Under the department’s regulations governing use of force, “reasonable force” may be used to make an arrest, prevent an escape, overcome resistance or maintain order. Anytime pepper spray is used, officers must complete a form summarizing its use, and pass that form on to the division commander, who ultimately turns it over to the chief of police.
According to the April 15 report, a man pulled a fire alarm March 28 on Haste Street at 11:19 a.m. He also discharged a fire extinguisher, pulled a main water valve, emptied water from the sprinklers and broke out a 4-foot-by-3-foot window on the fourth floor of the building, according to the recent report. The man charged a firefighter responding to the scene, and the firefighter called for back-up. … Continue reading »
By Emilie Raguso and Frances Dinkelspiel
Update, 11:44 a.m. Ashby and Shattuck avenues are now open to all traffic, police report. Read our 8:55 a.m. update below to learn more about Monday morning’s shooting.
Update, 10:25 a.m. Police confirmed at 10:24 a.m. that Shattuck Avenue is now open. Ashby Avenue west of Shattuck remains closed. Police advise motorists to use alternate routes.
Update, 9:43 a.m. One neighbor said police told her Shattuck Avenue should be open in the next few minutes, though Ashby Avenue will remain closed between Shattuck and Newbury Street to the west.
Update, 8:55 a.m. A busy South Berkeley intersection remains closed as police investigate an early-morning shooting Monday, authorities said.
According to Berkeley Police spokeswoman Officer Jennifer Coats, the shooting took place at Shattuck and Ashby avenues just before 1:45 a.m., and may have involved two vehicles firing at each other.
Two men in their 20s in one of the vehicles were seriously injured, Coats said. Paramedics who responded took them to Highland Hospital for treatment.
The other vehicle was gone from the area before police arrived, and its occupants remain at large. No arrests have been made. … Continue reading »
More than 50 residents of the LeConte neighborhood turned up for a meeting Wednesday night to hear about Berkeley Honda’s plans to move into the historic Shattuck Avenue building now housing Any Mountain.
While numerous people at the raucous – and sometimes unruly – meeting said they support the family-owned Berkeley Honda, they said it should not move to its proposed location at 2777 Shattuck Ave. between Stuart and Ward streets.
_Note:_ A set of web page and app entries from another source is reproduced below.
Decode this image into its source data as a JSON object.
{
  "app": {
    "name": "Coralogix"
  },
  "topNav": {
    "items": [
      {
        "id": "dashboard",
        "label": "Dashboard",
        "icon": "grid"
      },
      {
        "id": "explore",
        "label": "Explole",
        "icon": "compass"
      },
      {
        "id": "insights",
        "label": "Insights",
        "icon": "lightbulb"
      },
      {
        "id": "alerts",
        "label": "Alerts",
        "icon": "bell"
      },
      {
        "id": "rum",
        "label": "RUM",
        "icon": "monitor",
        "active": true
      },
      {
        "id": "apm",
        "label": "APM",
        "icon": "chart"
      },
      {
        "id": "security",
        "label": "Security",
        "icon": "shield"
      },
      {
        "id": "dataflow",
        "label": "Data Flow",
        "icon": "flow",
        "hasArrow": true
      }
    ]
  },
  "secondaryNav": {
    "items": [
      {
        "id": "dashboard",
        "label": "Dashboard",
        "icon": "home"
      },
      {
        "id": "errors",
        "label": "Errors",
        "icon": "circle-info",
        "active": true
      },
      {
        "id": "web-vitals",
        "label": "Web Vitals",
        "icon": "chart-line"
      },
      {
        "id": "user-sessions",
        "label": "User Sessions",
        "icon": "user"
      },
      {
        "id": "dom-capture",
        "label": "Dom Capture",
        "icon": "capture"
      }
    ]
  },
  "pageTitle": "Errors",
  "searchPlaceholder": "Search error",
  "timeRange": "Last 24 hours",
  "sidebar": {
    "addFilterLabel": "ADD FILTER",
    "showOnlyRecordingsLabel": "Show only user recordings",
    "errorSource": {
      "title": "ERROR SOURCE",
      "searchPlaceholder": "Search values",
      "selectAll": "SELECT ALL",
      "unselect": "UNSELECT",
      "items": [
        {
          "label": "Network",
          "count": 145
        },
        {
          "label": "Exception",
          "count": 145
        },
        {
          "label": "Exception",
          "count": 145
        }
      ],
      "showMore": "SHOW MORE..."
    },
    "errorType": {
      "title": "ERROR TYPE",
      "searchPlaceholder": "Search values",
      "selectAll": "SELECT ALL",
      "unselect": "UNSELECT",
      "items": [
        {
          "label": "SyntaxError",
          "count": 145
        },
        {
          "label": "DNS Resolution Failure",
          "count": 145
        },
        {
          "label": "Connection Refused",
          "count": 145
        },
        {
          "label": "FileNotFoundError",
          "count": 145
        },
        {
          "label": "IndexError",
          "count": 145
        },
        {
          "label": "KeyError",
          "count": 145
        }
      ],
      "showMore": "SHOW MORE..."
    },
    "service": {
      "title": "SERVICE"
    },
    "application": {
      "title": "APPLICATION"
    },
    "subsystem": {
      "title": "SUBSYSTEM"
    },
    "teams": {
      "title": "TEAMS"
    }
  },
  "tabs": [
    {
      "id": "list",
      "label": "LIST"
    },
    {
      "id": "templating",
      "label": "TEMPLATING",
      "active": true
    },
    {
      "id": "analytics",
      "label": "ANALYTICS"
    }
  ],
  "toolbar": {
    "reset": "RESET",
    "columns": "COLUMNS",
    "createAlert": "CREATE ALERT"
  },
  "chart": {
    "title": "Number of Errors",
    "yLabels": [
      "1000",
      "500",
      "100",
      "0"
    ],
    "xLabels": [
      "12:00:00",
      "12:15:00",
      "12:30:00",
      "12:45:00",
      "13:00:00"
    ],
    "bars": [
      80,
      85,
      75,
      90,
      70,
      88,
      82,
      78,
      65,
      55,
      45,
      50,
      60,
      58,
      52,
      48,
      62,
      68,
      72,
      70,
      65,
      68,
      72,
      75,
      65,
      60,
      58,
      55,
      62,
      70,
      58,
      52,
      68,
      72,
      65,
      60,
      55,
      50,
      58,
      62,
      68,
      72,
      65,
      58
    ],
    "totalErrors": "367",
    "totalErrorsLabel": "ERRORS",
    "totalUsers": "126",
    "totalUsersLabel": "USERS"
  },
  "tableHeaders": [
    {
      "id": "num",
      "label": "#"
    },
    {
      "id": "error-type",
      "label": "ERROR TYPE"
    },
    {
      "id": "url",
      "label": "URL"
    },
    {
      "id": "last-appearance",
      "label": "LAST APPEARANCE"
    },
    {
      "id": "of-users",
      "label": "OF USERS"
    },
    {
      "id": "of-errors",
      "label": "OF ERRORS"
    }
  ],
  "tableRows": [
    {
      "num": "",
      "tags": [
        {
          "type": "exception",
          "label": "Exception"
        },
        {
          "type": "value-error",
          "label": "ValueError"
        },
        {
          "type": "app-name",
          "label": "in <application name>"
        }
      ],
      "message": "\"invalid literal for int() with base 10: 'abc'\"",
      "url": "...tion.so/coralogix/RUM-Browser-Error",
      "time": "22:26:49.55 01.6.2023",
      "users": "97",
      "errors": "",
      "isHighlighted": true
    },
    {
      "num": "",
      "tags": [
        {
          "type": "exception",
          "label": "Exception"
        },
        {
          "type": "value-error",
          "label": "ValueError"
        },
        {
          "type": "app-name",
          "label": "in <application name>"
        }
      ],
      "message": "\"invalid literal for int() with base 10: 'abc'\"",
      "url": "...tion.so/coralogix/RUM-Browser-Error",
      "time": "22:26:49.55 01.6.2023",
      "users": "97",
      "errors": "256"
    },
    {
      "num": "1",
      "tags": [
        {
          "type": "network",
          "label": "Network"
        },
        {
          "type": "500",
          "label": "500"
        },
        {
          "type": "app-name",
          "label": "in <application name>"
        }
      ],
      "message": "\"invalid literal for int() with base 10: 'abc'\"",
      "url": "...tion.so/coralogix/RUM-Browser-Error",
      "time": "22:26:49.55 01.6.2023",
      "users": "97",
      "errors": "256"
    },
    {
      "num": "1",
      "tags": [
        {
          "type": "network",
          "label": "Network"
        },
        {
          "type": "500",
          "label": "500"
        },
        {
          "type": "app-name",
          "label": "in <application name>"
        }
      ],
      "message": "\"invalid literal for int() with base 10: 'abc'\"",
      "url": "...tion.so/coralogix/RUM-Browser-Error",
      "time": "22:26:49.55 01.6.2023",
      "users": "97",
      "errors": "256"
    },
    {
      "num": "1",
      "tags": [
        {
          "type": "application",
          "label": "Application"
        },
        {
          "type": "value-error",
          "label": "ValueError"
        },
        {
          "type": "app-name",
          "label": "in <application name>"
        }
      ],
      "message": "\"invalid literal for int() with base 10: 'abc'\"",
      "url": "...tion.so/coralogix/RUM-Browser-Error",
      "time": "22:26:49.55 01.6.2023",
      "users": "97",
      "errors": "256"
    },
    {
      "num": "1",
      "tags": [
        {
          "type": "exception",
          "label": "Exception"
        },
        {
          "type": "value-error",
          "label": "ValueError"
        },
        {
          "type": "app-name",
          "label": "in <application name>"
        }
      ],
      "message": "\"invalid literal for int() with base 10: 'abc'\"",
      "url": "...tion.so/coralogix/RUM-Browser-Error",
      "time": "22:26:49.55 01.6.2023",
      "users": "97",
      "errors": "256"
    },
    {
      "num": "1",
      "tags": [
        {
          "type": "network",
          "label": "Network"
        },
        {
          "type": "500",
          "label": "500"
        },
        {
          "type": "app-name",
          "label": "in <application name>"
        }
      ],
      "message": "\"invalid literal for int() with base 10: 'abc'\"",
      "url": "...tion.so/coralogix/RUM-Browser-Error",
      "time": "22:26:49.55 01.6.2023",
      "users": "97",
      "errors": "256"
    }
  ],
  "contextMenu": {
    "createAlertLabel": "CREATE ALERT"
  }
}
Neighbors expressed concern about too many cars, congestion, the safety of children walking to Willard Middle School and Le Conte Elementary School, and how the presence of a service garage could bring down property values. … Continue reading »